■ What is being asked
From the data that follows, copy every line holding the string "account".

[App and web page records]

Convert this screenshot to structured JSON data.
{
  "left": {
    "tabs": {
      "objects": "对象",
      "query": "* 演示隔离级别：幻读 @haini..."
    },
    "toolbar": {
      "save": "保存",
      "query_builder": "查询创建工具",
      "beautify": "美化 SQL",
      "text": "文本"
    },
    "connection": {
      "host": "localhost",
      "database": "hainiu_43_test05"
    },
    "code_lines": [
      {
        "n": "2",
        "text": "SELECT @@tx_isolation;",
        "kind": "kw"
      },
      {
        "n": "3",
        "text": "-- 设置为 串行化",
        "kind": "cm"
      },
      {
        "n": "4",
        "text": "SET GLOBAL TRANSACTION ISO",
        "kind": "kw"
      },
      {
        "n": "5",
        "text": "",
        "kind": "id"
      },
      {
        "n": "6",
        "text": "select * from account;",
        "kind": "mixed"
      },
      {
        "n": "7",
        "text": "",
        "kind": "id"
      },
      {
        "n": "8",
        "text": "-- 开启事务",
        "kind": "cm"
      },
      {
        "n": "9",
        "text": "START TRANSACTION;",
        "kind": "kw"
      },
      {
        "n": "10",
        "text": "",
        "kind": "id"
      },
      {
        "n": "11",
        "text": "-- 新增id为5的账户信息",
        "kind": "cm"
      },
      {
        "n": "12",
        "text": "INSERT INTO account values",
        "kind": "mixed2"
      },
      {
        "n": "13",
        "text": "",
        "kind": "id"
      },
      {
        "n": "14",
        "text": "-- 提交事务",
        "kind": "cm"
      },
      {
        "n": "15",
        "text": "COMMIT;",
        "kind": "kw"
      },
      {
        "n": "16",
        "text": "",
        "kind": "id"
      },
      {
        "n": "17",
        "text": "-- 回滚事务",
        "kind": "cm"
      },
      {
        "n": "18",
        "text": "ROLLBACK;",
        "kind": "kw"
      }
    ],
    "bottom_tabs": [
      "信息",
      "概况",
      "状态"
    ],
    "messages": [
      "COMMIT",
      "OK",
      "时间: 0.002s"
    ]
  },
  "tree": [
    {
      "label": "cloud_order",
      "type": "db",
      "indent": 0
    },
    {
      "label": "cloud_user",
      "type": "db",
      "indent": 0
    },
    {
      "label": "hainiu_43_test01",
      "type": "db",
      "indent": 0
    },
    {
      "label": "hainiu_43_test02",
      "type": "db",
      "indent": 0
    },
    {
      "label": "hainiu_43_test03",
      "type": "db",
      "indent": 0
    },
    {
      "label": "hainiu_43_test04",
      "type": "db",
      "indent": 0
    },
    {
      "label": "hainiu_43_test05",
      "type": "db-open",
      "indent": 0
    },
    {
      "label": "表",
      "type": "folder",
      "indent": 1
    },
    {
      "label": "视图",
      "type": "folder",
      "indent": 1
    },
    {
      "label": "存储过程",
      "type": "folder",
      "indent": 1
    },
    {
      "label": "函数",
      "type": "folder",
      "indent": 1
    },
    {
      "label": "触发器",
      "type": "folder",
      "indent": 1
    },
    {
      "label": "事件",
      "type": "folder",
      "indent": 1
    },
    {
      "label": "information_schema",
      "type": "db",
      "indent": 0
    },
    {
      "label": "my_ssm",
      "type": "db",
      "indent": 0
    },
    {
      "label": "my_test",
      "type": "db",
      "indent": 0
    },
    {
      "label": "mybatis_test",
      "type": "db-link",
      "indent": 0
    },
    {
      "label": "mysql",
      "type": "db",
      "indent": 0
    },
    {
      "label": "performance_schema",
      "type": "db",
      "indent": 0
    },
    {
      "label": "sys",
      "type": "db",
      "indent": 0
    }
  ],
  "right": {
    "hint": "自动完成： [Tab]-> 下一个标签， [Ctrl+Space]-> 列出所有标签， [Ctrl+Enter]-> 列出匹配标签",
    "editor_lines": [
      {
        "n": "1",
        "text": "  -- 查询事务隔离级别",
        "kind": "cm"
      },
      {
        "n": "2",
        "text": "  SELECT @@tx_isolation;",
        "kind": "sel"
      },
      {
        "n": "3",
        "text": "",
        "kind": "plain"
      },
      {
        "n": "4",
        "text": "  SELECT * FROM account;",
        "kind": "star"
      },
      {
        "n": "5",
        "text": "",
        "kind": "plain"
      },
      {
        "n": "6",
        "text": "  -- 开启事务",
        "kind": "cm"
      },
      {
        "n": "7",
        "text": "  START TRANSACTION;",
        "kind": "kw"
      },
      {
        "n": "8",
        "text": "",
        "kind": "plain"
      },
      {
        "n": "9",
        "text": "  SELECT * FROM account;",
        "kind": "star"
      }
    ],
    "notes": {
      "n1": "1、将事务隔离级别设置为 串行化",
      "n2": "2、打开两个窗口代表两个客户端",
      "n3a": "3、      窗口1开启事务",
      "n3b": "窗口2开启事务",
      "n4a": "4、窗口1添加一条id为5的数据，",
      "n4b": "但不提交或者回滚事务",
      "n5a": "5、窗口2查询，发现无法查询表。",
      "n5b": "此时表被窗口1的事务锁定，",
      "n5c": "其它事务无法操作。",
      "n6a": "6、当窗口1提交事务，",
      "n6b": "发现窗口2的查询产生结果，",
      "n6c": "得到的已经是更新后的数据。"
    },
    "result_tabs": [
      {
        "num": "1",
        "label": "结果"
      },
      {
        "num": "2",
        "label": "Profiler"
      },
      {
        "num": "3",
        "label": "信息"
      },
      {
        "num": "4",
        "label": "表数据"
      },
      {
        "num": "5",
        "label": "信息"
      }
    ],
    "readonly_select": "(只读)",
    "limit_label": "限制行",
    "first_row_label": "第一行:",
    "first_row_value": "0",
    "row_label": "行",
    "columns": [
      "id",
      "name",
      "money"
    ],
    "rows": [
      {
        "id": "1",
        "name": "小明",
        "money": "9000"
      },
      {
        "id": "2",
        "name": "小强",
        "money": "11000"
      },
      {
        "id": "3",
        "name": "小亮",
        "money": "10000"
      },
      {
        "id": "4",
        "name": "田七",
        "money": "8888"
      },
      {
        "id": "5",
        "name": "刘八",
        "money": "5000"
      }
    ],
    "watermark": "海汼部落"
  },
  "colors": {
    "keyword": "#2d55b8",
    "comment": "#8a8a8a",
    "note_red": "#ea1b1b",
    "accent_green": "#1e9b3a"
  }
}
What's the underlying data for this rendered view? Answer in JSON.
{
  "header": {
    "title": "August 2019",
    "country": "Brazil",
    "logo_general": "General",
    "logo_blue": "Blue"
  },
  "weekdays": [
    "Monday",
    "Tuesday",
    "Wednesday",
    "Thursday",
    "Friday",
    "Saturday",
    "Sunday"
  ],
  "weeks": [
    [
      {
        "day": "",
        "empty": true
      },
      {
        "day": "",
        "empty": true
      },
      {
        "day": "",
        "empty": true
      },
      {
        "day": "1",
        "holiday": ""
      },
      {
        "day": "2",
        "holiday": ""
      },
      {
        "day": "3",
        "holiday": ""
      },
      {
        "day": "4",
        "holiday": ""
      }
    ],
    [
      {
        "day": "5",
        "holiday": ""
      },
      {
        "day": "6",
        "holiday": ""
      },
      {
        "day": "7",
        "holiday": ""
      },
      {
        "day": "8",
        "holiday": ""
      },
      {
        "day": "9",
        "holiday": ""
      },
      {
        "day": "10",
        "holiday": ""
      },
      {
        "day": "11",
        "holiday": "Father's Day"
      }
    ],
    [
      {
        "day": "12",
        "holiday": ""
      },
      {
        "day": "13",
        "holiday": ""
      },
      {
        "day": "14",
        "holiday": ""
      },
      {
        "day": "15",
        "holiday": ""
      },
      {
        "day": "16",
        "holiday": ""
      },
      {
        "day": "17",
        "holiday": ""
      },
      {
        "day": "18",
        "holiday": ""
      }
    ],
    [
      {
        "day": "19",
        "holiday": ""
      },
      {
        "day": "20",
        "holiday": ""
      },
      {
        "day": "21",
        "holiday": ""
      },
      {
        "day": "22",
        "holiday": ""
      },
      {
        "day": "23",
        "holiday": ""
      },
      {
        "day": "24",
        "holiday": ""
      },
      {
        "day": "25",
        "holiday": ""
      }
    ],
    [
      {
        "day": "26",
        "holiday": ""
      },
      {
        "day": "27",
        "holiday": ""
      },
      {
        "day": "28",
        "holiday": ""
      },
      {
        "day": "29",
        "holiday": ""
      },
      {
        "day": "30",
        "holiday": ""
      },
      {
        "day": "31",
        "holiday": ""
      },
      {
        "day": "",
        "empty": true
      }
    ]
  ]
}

■ Output for this task
        "text": "select * from account;",
        "text": "INSERT INTO account values",
        "text": "  SELECT * FROM account;",
        "text": "  SELECT * FROM account;",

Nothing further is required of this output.